Last weekend, I was at LI-Con helping staff the Browncoats of NYC table. It was great fun and I met a ton of browncoats and other fandoms the two days I was there. At our meetup event, I got the chance to speak briefly about the Firefly comics from Dark Horse Comics. The reaction I got from one attendee kind of surprised me.
After the meetup ended, she started quizzing me about the Firefly comics a bit. I know, that isn’t surprising considering I was just talking at length about them. The first thing that she said that got to me was (and I am paraphrasing here) “You don’t see a female talk about comics a lot.” Well, if you have read even a fraction of what I have written, you must know how that chokes me up a bit. She meant it as a good thing, which I was out there talking and hyping up comics. Still, after all the female comic lovers that have come on to the scene, it is surprising that I stood out in this woman’s mind as a rarity. It was a very good reminder that there is still a stigma to female comic readers.

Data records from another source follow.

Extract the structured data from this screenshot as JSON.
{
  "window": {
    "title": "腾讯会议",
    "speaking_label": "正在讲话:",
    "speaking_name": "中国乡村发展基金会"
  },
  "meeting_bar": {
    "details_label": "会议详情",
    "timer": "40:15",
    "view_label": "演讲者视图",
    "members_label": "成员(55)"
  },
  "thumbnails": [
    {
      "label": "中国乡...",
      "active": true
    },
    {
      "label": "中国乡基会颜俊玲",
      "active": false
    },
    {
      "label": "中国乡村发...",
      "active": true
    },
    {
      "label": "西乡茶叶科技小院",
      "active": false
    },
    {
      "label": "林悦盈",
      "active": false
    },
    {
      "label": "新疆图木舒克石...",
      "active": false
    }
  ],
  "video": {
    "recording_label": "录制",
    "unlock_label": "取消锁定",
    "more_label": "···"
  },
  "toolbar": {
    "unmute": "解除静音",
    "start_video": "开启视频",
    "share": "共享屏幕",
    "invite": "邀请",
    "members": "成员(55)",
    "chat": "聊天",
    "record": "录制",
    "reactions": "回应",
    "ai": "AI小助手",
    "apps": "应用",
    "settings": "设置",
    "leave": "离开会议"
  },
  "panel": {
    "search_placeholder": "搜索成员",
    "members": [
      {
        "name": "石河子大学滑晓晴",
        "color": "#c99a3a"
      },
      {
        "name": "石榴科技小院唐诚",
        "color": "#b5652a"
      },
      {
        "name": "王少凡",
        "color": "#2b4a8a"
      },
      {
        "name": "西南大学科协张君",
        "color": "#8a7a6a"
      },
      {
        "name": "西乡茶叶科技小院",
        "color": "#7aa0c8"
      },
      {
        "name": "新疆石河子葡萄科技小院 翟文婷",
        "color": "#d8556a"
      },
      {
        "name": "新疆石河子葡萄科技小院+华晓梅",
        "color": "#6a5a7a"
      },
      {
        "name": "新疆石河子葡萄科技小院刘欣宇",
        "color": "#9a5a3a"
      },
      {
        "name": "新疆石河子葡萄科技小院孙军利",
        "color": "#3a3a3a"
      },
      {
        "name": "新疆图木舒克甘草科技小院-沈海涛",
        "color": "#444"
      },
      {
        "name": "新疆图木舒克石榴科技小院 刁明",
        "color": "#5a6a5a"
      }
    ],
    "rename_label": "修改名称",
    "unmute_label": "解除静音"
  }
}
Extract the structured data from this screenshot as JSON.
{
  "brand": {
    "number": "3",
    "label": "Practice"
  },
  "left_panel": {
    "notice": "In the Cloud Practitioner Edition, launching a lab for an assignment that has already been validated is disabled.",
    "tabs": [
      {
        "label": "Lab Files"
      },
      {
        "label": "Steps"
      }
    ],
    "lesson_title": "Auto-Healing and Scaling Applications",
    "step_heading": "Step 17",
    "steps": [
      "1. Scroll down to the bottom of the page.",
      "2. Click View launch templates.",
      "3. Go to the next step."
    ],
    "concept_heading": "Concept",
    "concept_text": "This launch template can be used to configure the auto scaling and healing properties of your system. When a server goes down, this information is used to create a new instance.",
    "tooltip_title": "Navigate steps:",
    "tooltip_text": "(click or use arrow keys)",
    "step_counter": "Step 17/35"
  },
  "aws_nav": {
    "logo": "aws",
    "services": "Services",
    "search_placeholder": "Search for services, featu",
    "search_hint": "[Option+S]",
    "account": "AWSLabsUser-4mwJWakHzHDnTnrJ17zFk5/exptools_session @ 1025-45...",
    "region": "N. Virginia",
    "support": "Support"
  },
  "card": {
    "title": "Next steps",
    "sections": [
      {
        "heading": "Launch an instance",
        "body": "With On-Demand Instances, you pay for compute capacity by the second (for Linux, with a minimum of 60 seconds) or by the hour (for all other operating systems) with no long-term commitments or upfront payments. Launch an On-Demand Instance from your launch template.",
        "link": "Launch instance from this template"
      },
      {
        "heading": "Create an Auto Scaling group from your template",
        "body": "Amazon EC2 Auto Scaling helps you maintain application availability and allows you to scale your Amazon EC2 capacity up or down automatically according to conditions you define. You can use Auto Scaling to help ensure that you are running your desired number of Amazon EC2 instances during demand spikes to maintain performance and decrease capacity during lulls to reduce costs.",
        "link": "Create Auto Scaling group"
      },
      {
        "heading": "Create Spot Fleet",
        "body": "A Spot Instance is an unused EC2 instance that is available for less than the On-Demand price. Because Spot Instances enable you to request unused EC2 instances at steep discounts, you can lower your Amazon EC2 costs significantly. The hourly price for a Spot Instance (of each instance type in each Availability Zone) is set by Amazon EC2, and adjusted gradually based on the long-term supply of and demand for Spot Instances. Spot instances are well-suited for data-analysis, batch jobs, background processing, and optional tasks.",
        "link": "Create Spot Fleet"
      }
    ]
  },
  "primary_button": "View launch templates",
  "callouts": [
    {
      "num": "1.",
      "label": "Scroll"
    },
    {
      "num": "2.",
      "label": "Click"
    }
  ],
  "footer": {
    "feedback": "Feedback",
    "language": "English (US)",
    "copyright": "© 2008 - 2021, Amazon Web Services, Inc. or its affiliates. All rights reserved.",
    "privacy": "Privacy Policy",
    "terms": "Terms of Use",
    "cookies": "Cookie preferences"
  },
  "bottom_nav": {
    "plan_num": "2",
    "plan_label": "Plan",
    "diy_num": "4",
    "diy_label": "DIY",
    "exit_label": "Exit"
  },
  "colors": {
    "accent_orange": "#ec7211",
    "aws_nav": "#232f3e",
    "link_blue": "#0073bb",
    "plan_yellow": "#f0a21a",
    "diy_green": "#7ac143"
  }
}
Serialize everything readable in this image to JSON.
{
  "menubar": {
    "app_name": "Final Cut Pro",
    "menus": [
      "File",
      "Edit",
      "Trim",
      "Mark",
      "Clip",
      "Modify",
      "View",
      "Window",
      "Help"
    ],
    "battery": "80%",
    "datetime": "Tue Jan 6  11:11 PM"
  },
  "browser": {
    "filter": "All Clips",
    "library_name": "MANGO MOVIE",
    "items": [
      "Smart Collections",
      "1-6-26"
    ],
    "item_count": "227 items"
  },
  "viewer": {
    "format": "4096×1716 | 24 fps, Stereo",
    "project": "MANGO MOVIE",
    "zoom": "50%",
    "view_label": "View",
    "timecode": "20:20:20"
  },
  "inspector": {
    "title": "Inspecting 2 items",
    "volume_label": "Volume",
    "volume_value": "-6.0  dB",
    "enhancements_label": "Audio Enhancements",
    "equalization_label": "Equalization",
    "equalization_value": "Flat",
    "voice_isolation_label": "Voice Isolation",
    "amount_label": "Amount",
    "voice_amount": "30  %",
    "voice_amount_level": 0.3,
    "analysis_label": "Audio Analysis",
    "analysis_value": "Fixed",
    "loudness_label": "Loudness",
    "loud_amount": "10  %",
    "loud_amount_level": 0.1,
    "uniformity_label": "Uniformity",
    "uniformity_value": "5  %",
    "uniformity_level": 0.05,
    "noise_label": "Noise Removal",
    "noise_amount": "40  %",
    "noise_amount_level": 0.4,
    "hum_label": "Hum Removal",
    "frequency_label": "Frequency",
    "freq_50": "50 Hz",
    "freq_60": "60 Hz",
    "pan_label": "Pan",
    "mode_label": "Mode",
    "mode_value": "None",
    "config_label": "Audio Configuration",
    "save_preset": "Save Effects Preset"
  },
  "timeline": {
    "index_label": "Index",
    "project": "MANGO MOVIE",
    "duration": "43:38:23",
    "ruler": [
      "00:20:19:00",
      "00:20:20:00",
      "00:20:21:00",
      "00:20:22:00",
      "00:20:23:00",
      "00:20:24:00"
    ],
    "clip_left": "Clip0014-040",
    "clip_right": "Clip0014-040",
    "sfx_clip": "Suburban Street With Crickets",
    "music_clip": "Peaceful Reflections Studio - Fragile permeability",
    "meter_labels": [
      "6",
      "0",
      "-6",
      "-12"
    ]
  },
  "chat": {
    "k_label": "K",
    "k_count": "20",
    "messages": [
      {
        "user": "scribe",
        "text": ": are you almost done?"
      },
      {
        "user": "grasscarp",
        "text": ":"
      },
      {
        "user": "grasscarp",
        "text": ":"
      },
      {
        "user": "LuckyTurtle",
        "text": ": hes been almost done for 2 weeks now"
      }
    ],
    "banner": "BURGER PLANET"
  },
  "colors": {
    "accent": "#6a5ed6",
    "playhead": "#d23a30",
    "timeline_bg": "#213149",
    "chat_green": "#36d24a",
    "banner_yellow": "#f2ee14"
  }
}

After we got past that I am a girl who reads comics, she asked me for comic suggestions. Her teenage son is not a big reader at all, and while she has discouraged comic reading in the past, her hope was that reading anything might be a gateway to reading more. And that broke me right there. I have never understood the negative reaction to comics in general. People still assume that they are only simple stories with pretty pictures. Like an overdrawn version of Dick and Jane.
Like any art form, comics have evolved over the decades into an incredibly varied genre. I was able to suggest books like March Vol. 1 & 2, which is written by Congressman John Lewis about his experiences during the civil rights movement. Not a topic that is easily understood by some adults these days, much less a child. I also touted Kill Shakespeare as a great way to introduce characters that every teen (with the exception of myself and a few others) loathes to study in high school.
As the Tweeks here on ComicMix have been discussing banned books this past summer, the overarching theme to me has been ignorance. A lot of people make judgements about a book, or a topic, or even a genre without facts. So many great books have been ignored and people have lost out because of that.
I am happy that someone felt I was a good source of information and I was proud to help. I learned a little something about myself and the world in the process. Next time you want to know something, remember this. All it takes is the courage to ask questions and the willingness to answer them.